Dataset rows describing interfaces:
>>>

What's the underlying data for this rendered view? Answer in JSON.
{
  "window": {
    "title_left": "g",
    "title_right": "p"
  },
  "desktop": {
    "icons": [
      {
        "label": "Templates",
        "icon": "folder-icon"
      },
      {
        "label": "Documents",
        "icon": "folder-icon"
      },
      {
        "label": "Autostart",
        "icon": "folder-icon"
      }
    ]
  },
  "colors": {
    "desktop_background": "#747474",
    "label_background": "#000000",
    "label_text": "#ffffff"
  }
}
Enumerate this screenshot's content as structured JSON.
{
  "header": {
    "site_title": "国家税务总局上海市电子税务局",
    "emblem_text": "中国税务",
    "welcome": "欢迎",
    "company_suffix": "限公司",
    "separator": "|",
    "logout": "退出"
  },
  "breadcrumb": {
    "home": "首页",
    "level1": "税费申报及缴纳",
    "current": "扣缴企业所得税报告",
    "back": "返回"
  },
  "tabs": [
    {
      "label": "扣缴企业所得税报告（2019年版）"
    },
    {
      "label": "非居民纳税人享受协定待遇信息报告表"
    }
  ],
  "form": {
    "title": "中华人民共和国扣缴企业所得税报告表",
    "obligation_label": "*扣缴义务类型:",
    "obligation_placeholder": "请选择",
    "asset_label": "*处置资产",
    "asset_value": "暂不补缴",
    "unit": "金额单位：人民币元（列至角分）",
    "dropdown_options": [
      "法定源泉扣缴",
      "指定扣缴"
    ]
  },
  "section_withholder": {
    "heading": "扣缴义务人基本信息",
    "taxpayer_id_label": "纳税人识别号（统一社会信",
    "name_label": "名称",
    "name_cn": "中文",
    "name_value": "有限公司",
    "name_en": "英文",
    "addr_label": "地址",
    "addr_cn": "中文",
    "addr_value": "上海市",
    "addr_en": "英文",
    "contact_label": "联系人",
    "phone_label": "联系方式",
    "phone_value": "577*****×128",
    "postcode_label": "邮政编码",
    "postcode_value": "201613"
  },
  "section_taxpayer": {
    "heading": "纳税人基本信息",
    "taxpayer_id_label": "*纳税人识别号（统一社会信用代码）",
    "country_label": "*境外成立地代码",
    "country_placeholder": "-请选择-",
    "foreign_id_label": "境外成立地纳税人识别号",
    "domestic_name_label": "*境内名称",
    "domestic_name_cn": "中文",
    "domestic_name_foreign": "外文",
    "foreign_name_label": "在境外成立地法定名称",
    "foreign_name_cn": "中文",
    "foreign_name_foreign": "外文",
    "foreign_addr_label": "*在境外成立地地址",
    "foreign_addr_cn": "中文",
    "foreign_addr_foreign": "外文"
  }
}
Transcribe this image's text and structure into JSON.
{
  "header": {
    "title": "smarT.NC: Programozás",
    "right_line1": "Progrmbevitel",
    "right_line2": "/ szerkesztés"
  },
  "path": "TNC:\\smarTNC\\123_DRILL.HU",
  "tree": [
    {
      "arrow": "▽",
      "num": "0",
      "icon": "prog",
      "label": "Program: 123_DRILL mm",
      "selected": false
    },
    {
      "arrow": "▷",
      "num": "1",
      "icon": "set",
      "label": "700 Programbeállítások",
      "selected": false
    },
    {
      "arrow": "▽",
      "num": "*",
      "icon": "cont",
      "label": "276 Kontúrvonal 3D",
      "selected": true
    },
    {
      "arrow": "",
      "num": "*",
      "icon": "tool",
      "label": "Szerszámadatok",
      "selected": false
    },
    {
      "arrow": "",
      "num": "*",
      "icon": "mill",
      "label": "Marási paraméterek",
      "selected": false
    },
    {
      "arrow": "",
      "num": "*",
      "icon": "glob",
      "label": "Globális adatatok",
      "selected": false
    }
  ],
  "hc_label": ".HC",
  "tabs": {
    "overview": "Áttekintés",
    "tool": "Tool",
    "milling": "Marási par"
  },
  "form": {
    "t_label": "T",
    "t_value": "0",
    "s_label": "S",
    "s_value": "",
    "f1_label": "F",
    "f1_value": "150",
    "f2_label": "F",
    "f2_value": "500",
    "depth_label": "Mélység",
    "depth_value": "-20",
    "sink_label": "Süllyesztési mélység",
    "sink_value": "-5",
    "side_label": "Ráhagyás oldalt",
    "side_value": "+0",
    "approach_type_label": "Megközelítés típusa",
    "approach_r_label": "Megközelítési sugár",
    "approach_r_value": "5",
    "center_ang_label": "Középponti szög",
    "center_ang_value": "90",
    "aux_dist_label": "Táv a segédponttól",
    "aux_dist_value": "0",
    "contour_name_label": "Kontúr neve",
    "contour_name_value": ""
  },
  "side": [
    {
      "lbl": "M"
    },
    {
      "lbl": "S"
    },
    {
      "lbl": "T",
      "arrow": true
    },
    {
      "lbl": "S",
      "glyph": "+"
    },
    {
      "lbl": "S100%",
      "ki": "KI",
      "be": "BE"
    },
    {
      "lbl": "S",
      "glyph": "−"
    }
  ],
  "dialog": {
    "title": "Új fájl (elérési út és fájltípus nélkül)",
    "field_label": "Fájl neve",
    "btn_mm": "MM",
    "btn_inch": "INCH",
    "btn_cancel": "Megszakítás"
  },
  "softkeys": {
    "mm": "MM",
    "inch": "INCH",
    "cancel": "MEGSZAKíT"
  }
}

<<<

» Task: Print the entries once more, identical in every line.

» Response area:
What's the underlying data for this rendered view? Answer in JSON.
{
  "window": {
    "title_left": "g",
    "title_right": "p"
  },
  "desktop": {
    "icons": [
      {
        "label": "Templates",
        "icon": "folder-icon"
      },
      {
        "label": "Documents",
        "icon": "folder-icon"
      },
      {
        "label": "Autostart",
        "icon": "folder-icon"
      }
    ]
  },
  "colors": {
    "desktop_background": "#747474",
    "label_background": "#000000",
    "label_text": "#ffffff"
  }
}
Enumerate this screenshot's content as structured JSON.
{
  "header": {
    "site_title": "国家税务总局上海市电子税务局",
    "emblem_text": "中国税务",
    "welcome": "欢迎",
    "company_suffix": "限公司",
    "separator": "|",
    "logout": "退出"
  },
  "breadcrumb": {
    "home": "首页",
    "level1": "税费申报及缴纳",
    "current": "扣缴企业所得税报告",
    "back": "返回"
  },
  "tabs": [
    {
      "label": "扣缴企业所得税报告（2019年版）"
    },
    {
      "label": "非居民纳税人享受协定待遇信息报告表"
    }
  ],
  "form": {
    "title": "中华人民共和国扣缴企业所得税报告表",
    "obligation_label": "*扣缴义务类型:",
    "obligation_placeholder": "请选择",
    "asset_label": "*处置资产",
    "asset_value": "暂不补缴",
    "unit": "金额单位：人民币元（列至角分）",
    "dropdown_options": [
      "法定源泉扣缴",
      "指定扣缴"
    ]
  },
  "section_withholder": {
    "heading": "扣缴义务人基本信息",
    "taxpayer_id_label": "纳税人识别号（统一社会信",
    "name_label": "名称",
    "name_cn": "中文",
    "name_value": "有限公司",
    "name_en": "英文",
    "addr_label": "地址",
    "addr_cn": "中文",
    "addr_value": "上海市",
    "addr_en": "英文",
    "contact_label": "联系人",
    "phone_label": "联系方式",
    "phone_value": "577*****×128",
    "postcode_label": "邮政编码",
    "postcode_value": "201613"
  },
  "section_taxpayer": {
    "heading": "纳税人基本信息",
    "taxpayer_id_label": "*纳税人识别号（统一社会信用代码）",
    "country_label": "*境外成立地代码",
    "country_placeholder": "-请选择-",
    "foreign_id_label": "境外成立地纳税人识别号",
    "domestic_name_label": "*境内名称",
    "domestic_name_cn": "中文",
    "domestic_name_foreign": "外文",
    "foreign_name_label": "在境外成立地法定名称",
    "foreign_name_cn": "中文",
    "foreign_name_foreign": "外文",
    "foreign_addr_label": "*在境外成立地地址",
    "foreign_addr_cn": "中文",
    "foreign_addr_foreign": "外文"
  }
}
Transcribe this image's text and structure into JSON.
{
  "header": {
    "title": "smarT.NC: Programozás",
    "right_line1": "Progrmbevitel",
    "right_line2": "/ szerkesztés"
  },
  "path": "TNC:\\smarTNC\\123_DRILL.HU",
  "tree": [
    {
      "arrow": "▽",
      "num": "0",
      "icon": "prog",
      "label": "Program: 123_DRILL mm",
      "selected": false
    },
    {
      "arrow": "▷",
      "num": "1",
      "icon": "set",
      "label": "700 Programbeállítások",
      "selected": false
    },
    {
      "arrow": "▽",
      "num": "*",
      "icon": "cont",
      "label": "276 Kontúrvonal 3D",
      "selected": true
    },
    {
      "arrow": "",
      "num": "*",
      "icon": "tool",
      "label": "Szerszámadatok",
      "selected": false
    },
    {
      "arrow": "",
      "num": "*",
      "icon": "mill",
      "label": "Marási paraméterek",
      "selected": false
    },
    {
      "arrow": "",
      "num": "*",
      "icon": "glob",
      "label": "Globális adatatok",
      "selected": false
    }
  ],
  "hc_label": ".HC",
  "tabs": {
    "overview": "Áttekintés",
    "tool": "Tool",
    "milling": "Marási par"
  },
  "form": {
    "t_label": "T",
    "t_value": "0",
    "s_label": "S",
    "s_value": "",
    "f1_label": "F",
    "f1_value": "150",
    "f2_label": "F",
    "f2_value": "500",
    "depth_label": "Mélység",
    "depth_value": "-20",
    "sink_label": "Süllyesztési mélység",
    "sink_value": "-5",
    "side_label": "Ráhagyás oldalt",
    "side_value": "+0",
    "approach_type_label": "Megközelítés típusa",
    "approach_r_label": "Megközelítési sugár",
    "approach_r_value": "5",
    "center_ang_label": "Középponti szög",
    "center_ang_value": "90",
    "aux_dist_label": "Táv a segédponttól",
    "aux_dist_value": "0",
    "contour_name_label": "Kontúr neve",
    "contour_name_value": ""
  },
  "side": [
    {
      "lbl": "M"
    },
    {
      "lbl": "S"
    },
    {
      "lbl": "T",
      "arrow": true
    },
    {
      "lbl": "S",
      "glyph": "+"
    },
    {
      "lbl": "S100%",
      "ki": "KI",
      "be": "BE"
    },
    {
      "lbl": "S",
      "glyph": "−"
    }
  ],
  "dialog": {
    "title": "Új fájl (elérési út és fájltípus nélkül)",
    "field_label": "Fájl neve",
    "btn_mm": "MM",
    "btn_inch": "INCH",
    "btn_cancel": "Megszakítás"
  },
  "softkeys": {
    "mm": "MM",
    "inch": "INCH",
    "cancel": "MEGSZAKíT"
  }
}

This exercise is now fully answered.